What is needed here is an exact copy of all the data.

[[ Extracted data, beginning ]]

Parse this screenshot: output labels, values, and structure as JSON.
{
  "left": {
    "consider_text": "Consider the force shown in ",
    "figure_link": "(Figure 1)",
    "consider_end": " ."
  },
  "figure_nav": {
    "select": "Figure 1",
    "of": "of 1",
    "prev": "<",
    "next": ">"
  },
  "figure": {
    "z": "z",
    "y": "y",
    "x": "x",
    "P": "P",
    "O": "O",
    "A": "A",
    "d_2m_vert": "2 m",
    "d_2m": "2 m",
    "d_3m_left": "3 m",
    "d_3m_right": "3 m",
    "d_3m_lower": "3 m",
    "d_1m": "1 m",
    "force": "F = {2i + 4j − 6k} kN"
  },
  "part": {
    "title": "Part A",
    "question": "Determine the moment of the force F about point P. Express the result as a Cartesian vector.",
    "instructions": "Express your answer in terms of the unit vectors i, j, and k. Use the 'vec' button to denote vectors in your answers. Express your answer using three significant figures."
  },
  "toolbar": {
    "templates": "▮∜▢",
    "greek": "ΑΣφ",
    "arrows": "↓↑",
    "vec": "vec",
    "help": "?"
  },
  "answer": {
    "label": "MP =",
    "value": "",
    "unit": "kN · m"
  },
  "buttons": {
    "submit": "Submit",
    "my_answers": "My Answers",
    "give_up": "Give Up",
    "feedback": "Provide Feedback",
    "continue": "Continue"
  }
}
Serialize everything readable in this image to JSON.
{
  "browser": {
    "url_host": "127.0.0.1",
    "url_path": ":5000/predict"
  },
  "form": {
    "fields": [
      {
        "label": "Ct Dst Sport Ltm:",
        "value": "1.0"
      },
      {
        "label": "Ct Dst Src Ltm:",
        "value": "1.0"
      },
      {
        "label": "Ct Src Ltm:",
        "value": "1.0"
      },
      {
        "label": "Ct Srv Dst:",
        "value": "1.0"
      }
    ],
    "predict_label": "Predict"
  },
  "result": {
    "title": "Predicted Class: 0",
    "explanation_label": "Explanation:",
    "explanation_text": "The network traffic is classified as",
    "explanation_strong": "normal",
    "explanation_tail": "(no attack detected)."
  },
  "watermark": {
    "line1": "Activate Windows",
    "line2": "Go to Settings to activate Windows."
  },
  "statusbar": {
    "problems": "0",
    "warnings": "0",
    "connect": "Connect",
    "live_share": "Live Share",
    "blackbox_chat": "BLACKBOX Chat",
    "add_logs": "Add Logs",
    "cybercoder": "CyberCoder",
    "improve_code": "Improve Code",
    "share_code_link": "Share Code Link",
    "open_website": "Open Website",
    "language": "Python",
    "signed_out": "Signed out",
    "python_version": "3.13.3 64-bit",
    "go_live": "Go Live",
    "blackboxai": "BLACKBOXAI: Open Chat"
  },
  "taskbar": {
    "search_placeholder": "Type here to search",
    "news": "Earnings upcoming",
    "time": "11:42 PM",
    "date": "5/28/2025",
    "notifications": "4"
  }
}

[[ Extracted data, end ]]

**Answer for this exercise:**
Parse this screenshot: output labels, values, and structure as JSON.
{
  "left": {
    "consider_text": "Consider the force shown in ",
    "figure_link": "(Figure 1)",
    "consider_end": " ."
  },
  "figure_nav": {
    "select": "Figure 1",
    "of": "of 1",
    "prev": "<",
    "next": ">"
  },
  "figure": {
    "z": "z",
    "y": "y",
    "x": "x",
    "P": "P",
    "O": "O",
    "A": "A",
    "d_2m_vert": "2 m",
    "d_2m": "2 m",
    "d_3m_left": "3 m",
    "d_3m_right": "3 m",
    "d_3m_lower": "3 m",
    "d_1m": "1 m",
    "force": "F = {2i + 4j − 6k} kN"
  },
  "part": {
    "title": "Part A",
    "question": "Determine the moment of the force F about point P. Express the result as a Cartesian vector.",
    "instructions": "Express your answer in terms of the unit vectors i, j, and k. Use the 'vec' button to denote vectors in your answers. Express your answer using three significant figures."
  },
  "toolbar": {
    "templates": "▮∜▢",
    "greek": "ΑΣφ",
    "arrows": "↓↑",
    "vec": "vec",
    "help": "?"
  },
  "answer": {
    "label": "MP =",
    "value": "",
    "unit": "kN · m"
  },
  "buttons": {
    "submit": "Submit",
    "my_answers": "My Answers",
    "give_up": "Give Up",
    "feedback": "Provide Feedback",
    "continue": "Continue"
  }
}
Serialize everything readable in this image to JSON.
{
  "browser": {
    "url_host": "127.0.0.1",
    "url_path": ":5000/predict"
  },
  "form": {
    "fields": [
      {
        "label": "Ct Dst Sport Ltm:",
        "value": "1.0"
      },
      {
        "label": "Ct Dst Src Ltm:",
        "value": "1.0"
      },
      {
        "label": "Ct Src Ltm:",
        "value": "1.0"
      },
      {
        "label": "Ct Srv Dst:",
        "value": "1.0"
      }
    ],
    "predict_label": "Predict"
  },
  "result": {
    "title": "Predicted Class: 0",
    "explanation_label": "Explanation:",
    "explanation_text": "The network traffic is classified as",
    "explanation_strong": "normal",
    "explanation_tail": "(no attack detected)."
  },
  "watermark": {
    "line1": "Activate Windows",
    "line2": "Go to Settings to activate Windows."
  },
  "statusbar": {
    "problems": "0",
    "warnings": "0",
    "connect": "Connect",
    "live_share": "Live Share",
    "blackbox_chat": "BLACKBOX Chat",
    "add_logs": "Add Logs",
    "cybercoder": "CyberCoder",
    "improve_code": "Improve Code",
    "share_code_link": "Share Code Link",
    "open_website": "Open Website",
    "language": "Python",
    "signed_out": "Signed out",
    "python_version": "3.13.3 64-bit",
    "go_live": "Go Live",
    "blackboxai": "BLACKBOXAI: Open Chat"
  },
  "taskbar": {
    "search_placeholder": "Type here to search",
    "news": "Earnings upcoming",
    "time": "11:42 PM",
    "date": "5/28/2025",
    "notifications": "4"
  }
}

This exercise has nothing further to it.